» Work to complete: Across the records below, how many lines include the string "filling"? Respond with the number only.

» Data records:

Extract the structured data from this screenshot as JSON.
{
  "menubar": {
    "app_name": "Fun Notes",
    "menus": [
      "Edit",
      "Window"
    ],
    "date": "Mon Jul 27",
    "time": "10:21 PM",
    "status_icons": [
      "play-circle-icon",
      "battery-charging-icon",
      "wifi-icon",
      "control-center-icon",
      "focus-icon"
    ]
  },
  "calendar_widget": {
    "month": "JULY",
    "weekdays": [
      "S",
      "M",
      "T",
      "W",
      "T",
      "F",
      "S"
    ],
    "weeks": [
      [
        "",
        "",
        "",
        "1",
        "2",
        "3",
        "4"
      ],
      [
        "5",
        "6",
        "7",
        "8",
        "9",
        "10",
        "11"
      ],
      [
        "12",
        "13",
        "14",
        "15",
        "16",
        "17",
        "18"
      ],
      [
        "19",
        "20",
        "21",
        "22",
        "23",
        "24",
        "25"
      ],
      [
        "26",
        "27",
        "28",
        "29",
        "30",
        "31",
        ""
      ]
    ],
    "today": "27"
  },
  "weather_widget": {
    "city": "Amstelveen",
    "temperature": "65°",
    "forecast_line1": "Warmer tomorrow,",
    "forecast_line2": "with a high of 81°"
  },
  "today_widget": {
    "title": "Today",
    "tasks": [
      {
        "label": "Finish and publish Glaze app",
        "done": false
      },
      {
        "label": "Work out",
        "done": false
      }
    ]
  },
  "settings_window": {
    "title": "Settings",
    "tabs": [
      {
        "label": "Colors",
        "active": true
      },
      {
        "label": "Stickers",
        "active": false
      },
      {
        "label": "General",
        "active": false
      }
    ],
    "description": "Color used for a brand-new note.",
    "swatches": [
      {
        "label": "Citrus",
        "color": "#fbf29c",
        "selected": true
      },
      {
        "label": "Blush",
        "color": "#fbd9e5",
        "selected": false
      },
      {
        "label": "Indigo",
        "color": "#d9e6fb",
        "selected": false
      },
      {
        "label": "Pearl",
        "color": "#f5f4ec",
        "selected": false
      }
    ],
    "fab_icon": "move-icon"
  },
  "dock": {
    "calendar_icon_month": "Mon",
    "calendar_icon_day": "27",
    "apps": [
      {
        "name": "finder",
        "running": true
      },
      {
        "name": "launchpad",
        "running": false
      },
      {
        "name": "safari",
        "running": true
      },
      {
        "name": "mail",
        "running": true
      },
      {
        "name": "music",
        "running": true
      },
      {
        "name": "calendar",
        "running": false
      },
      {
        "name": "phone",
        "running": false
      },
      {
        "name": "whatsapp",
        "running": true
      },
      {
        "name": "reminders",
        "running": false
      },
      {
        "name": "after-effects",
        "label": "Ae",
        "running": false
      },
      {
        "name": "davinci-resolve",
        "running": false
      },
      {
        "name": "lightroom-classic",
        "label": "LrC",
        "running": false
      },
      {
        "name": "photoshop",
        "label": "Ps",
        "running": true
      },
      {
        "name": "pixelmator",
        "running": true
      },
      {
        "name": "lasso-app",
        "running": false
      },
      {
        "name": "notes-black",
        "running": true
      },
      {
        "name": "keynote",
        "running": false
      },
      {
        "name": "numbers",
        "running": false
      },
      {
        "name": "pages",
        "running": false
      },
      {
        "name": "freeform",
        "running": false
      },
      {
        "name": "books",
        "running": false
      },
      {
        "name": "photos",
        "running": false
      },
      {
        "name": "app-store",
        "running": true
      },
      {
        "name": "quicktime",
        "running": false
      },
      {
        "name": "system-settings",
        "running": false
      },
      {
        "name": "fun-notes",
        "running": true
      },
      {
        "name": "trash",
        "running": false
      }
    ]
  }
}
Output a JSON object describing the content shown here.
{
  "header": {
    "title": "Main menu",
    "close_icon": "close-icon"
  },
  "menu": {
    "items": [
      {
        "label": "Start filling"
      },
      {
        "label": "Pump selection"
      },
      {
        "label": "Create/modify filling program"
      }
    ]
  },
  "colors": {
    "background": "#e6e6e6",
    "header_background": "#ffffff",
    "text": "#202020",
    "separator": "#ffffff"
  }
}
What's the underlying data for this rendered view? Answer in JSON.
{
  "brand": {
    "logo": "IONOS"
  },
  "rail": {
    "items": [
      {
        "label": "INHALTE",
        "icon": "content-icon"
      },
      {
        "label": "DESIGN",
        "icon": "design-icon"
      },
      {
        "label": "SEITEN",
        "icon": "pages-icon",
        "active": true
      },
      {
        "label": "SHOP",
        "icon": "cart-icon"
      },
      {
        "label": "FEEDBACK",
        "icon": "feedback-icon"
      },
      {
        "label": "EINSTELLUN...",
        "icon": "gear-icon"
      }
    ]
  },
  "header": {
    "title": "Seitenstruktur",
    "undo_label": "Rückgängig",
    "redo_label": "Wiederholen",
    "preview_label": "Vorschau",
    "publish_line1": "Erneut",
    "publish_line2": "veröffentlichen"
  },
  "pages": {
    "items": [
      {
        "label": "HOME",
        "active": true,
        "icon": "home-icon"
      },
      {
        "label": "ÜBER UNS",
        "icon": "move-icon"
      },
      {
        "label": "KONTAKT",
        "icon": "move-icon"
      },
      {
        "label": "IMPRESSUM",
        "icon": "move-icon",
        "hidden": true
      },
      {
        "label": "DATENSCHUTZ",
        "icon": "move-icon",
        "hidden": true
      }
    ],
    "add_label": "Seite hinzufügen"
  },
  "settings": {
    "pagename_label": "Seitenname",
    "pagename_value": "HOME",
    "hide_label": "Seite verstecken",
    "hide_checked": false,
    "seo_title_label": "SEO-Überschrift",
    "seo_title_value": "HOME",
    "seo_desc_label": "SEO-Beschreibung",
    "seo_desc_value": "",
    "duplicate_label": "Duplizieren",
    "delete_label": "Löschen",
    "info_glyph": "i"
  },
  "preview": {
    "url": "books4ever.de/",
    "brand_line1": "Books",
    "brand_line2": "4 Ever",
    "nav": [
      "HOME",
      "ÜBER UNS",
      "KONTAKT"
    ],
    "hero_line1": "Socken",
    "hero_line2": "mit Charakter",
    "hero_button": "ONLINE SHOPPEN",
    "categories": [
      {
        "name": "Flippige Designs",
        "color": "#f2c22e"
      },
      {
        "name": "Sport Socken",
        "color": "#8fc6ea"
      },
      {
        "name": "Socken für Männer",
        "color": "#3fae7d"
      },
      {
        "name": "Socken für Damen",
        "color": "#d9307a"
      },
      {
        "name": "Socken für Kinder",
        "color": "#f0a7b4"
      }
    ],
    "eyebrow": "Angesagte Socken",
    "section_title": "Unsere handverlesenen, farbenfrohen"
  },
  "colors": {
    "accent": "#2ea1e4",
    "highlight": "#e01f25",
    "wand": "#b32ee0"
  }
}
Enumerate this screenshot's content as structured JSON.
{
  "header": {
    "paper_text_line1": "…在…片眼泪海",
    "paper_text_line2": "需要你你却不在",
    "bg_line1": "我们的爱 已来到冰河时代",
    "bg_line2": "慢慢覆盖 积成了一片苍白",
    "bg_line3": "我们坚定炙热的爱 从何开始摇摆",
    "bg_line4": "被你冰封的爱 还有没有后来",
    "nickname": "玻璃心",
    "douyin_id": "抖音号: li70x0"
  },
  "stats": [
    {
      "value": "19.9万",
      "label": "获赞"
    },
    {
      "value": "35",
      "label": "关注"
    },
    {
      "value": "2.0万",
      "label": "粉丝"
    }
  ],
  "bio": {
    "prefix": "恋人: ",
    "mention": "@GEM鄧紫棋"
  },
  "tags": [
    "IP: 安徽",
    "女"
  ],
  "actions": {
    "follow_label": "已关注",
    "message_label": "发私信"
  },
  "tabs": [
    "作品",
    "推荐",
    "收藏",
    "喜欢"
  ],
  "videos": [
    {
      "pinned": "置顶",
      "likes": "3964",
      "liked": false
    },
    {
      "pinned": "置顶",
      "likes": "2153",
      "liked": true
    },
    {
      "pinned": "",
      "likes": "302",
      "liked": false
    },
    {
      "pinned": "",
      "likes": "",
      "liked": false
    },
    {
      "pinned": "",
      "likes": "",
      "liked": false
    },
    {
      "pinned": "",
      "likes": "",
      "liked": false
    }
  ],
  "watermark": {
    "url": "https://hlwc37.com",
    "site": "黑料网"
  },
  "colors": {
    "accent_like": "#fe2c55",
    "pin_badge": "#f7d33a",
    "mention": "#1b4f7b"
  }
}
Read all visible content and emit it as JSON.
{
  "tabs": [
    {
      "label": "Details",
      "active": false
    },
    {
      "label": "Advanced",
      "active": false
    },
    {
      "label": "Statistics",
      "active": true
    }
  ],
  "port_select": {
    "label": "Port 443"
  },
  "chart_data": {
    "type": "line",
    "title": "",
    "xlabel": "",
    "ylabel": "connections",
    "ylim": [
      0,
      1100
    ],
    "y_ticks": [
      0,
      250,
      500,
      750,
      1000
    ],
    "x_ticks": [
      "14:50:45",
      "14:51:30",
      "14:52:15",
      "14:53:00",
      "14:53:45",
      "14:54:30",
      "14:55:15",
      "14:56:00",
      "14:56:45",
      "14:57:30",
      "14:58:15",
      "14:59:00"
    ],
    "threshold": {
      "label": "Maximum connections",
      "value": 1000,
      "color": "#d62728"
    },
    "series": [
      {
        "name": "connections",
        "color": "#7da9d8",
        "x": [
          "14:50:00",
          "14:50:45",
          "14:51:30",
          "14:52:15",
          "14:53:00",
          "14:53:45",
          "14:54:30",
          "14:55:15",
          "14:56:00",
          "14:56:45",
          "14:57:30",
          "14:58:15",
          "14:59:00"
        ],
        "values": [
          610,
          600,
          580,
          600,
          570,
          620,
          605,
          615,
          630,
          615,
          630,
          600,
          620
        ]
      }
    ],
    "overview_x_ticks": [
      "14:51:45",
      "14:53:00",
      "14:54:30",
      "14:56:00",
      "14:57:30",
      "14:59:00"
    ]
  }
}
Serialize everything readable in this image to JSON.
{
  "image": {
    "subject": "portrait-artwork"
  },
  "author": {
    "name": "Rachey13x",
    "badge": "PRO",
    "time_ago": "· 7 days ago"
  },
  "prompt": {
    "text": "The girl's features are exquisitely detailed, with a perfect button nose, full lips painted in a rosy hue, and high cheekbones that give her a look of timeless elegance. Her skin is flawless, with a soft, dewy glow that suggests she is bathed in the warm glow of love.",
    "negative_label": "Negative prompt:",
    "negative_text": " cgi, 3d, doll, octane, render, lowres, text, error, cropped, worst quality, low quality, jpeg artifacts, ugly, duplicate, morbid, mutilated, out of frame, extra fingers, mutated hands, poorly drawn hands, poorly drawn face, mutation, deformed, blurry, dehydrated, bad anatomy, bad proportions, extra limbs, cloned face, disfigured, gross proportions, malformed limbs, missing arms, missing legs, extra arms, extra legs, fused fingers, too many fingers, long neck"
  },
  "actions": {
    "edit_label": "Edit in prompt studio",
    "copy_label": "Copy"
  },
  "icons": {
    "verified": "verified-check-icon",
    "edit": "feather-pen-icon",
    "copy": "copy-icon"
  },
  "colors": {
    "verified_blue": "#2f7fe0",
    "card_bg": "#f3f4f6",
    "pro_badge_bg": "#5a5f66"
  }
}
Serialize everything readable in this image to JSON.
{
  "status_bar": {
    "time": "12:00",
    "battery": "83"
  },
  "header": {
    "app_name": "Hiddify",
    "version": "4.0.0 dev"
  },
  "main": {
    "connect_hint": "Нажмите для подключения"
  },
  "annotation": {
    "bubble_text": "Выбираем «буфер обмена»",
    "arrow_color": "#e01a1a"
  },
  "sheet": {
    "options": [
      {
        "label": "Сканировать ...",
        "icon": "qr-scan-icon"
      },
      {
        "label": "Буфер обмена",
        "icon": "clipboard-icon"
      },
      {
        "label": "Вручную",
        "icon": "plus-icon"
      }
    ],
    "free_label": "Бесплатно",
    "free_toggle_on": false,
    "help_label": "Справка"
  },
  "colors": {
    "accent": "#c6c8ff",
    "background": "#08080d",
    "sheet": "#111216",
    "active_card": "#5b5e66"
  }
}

» Response to this task: 2